▶ [Available data]
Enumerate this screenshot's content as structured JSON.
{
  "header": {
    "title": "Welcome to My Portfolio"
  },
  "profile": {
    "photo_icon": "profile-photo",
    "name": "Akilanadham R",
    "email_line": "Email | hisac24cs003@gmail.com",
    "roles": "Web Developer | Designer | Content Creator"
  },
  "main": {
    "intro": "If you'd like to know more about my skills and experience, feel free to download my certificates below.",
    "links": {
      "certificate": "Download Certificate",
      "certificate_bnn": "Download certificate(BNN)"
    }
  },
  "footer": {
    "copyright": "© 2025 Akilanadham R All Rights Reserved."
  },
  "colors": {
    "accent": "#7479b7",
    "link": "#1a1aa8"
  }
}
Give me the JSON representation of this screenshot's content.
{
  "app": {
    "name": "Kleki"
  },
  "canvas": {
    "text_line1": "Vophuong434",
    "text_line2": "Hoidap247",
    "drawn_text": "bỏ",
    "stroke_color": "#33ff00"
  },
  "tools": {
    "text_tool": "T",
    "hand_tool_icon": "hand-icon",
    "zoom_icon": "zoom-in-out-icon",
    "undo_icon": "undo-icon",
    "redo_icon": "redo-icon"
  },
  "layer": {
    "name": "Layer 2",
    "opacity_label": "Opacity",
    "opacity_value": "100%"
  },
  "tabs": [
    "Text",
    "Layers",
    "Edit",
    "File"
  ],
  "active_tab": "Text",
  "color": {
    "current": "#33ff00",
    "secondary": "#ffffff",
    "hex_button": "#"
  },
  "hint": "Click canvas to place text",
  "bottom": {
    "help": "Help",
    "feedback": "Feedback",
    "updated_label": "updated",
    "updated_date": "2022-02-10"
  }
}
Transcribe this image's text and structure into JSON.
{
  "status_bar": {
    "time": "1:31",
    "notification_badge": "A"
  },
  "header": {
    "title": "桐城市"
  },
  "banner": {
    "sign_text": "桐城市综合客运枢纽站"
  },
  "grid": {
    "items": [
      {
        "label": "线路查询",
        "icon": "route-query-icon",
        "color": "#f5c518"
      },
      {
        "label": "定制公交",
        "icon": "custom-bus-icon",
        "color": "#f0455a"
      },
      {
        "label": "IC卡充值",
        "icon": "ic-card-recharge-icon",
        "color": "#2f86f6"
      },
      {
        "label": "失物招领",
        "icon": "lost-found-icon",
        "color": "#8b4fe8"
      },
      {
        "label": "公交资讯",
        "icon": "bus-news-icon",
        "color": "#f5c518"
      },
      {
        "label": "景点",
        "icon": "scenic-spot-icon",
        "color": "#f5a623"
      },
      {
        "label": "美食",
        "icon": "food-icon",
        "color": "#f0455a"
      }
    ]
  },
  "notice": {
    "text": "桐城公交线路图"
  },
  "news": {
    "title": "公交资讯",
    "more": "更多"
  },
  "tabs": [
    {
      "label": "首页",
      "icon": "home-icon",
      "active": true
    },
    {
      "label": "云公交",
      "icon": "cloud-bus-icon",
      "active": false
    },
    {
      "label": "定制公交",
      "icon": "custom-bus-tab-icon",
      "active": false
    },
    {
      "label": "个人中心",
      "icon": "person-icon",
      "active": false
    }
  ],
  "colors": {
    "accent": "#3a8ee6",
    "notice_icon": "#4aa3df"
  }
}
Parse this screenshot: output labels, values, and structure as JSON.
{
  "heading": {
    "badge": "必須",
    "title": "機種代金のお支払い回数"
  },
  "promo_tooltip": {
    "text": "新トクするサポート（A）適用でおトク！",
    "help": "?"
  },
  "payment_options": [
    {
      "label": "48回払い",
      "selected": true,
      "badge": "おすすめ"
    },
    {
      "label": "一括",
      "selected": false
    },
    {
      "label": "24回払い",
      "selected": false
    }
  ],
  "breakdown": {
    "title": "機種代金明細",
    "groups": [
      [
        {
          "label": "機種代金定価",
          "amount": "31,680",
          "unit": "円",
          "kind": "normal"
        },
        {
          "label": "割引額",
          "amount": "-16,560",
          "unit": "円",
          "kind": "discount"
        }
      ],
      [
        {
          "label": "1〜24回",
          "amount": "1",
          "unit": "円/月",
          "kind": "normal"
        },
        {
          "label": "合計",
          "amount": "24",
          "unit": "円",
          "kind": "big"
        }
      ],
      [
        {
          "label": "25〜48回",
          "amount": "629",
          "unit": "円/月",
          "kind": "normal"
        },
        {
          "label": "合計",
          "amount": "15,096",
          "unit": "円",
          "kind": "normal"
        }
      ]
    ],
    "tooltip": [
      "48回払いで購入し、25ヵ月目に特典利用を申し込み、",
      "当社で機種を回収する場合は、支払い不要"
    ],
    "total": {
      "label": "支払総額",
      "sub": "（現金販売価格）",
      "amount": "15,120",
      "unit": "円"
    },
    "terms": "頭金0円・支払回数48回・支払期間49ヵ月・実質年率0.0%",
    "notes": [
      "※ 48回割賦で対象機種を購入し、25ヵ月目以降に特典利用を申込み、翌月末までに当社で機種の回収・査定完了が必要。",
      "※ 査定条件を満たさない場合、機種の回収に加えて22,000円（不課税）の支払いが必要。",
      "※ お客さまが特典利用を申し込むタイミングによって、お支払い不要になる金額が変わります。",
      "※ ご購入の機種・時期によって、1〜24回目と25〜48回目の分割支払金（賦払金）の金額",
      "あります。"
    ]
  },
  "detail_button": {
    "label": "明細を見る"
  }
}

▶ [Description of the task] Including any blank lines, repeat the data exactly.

▶ [Task solution]
Enumerate this screenshot's content as structured JSON.
{
  "header": {
    "title": "Welcome to My Portfolio"
  },
  "profile": {
    "photo_icon": "profile-photo",
    "name": "Akilanadham R",
    "email_line": "Email | hisac24cs003@gmail.com",
    "roles": "Web Developer | Designer | Content Creator"
  },
  "main": {
    "intro": "If you'd like to know more about my skills and experience, feel free to download my certificates below.",
    "links": {
      "certificate": "Download Certificate",
      "certificate_bnn": "Download certificate(BNN)"
    }
  },
  "footer": {
    "copyright": "© 2025 Akilanadham R All Rights Reserved."
  },
  "colors": {
    "accent": "#7479b7",
    "link": "#1a1aa8"
  }
}
Give me the JSON representation of this screenshot's content.
{
  "app": {
    "name": "Kleki"
  },
  "canvas": {
    "text_line1": "Vophuong434",
    "text_line2": "Hoidap247",
    "drawn_text": "bỏ",
    "stroke_color": "#33ff00"
  },
  "tools": {
    "text_tool": "T",
    "hand_tool_icon": "hand-icon",
    "zoom_icon": "zoom-in-out-icon",
    "undo_icon": "undo-icon",
    "redo_icon": "redo-icon"
  },
  "layer": {
    "name": "Layer 2",
    "opacity_label": "Opacity",
    "opacity_value": "100%"
  },
  "tabs": [
    "Text",
    "Layers",
    "Edit",
    "File"
  ],
  "active_tab": "Text",
  "color": {
    "current": "#33ff00",
    "secondary": "#ffffff",
    "hex_button": "#"
  },
  "hint": "Click canvas to place text",
  "bottom": {
    "help": "Help",
    "feedback": "Feedback",
    "updated_label": "updated",
    "updated_date": "2022-02-10"
  }
}
Transcribe this image's text and structure into JSON.
{
  "status_bar": {
    "time": "1:31",
    "notification_badge": "A"
  },
  "header": {
    "title": "桐城市"
  },
  "banner": {
    "sign_text": "桐城市综合客运枢纽站"
  },
  "grid": {
    "items": [
      {
        "label": "线路查询",
        "icon": "route-query-icon",
        "color": "#f5c518"
      },
      {
        "label": "定制公交",
        "icon": "custom-bus-icon",
        "color": "#f0455a"
      },
      {
        "label": "IC卡充值",
        "icon": "ic-card-recharge-icon",
        "color": "#2f86f6"
      },
      {
        "label": "失物招领",
        "icon": "lost-found-icon",
        "color": "#8b4fe8"
      },
      {
        "label": "公交资讯",
        "icon": "bus-news-icon",
        "color": "#f5c518"
      },
      {
        "label": "景点",
        "icon": "scenic-spot-icon",
        "color": "#f5a623"
      },
      {
        "label": "美食",
        "icon": "food-icon",
        "color": "#f0455a"
      }
    ]
  },
  "notice": {
    "text": "桐城公交线路图"
  },
  "news": {
    "title": "公交资讯",
    "more": "更多"
  },
  "tabs": [
    {
      "label": "首页",
      "icon": "home-icon",
      "active": true
    },
    {
      "label": "云公交",
      "icon": "cloud-bus-icon",
      "active": false
    },
    {
      "label": "定制公交",
      "icon": "custom-bus-tab-icon",
      "active": false
    },
    {
      "label": "个人中心",
      "icon": "person-icon",
      "active": false
    }
  ],
  "colors": {
    "accent": "#3a8ee6",
    "notice_icon": "#4aa3df"
  }
}
Parse this screenshot: output labels, values, and structure as JSON.
{
  "heading": {
    "badge": "必須",
    "title": "機種代金のお支払い回数"
  },
  "promo_tooltip": {
    "text": "新トクするサポート（A）適用でおトク！",
    "help": "?"
  },
  "payment_options": [
    {
      "label": "48回払い",
      "selected": true,
      "badge": "おすすめ"
    },
    {
      "label": "一括",
      "selected": false
    },
    {
      "label": "24回払い",
      "selected": false
    }
  ],
  "breakdown": {
    "title": "機種代金明細",
    "groups": [
      [
        {
          "label": "機種代金定価",
          "amount": "31,680",
          "unit": "円",
          "kind": "normal"
        },
        {
          "label": "割引額",
          "amount": "-16,560",
          "unit": "円",
          "kind": "discount"
        }
      ],
      [
        {
          "label": "1〜24回",
          "amount": "1",
          "unit": "円/月",
          "kind": "normal"
        },
        {
          "label": "合計",
          "amount": "24",
          "unit": "円",
          "kind": "big"
        }
      ],
      [
        {
          "label": "25〜48回",
          "amount": "629",
          "unit": "円/月",
          "kind": "normal"
        },
        {
          "label": "合計",
          "amount": "15,096",
          "unit": "円",
          "kind": "normal"
        }
      ]
    ],
    "tooltip": [
      "48回払いで購入し、25ヵ月目に特典利用を申し込み、",
      "当社で機種を回収する場合は、支払い不要"
    ],
    "total": {
      "label": "支払総額",
      "sub": "（現金販売価格）",
      "amount": "15,120",
      "unit": "円"
    },
    "terms": "頭金0円・支払回数48回・支払期間49ヵ月・実質年率0.0%",
    "notes": [
      "※ 48回割賦で対象機種を購入し、25ヵ月目以降に特典利用を申込み、翌月末までに当社で機種の回収・査定完了が必要。",
      "※ 査定条件を満たさない場合、機種の回収に加えて22,000円（不課税）の支払いが必要。",
      "※ お客さまが特典利用を申し込むタイミングによって、お支払い不要になる金額が変わります。",
      "※ ご購入の機種・時期によって、1〜24回目と25〜48回目の分割支払金（賦払金）の金額",
      "あります。"
    ]
  },
  "detail_button": {
    "label": "明細を見る"
  }
}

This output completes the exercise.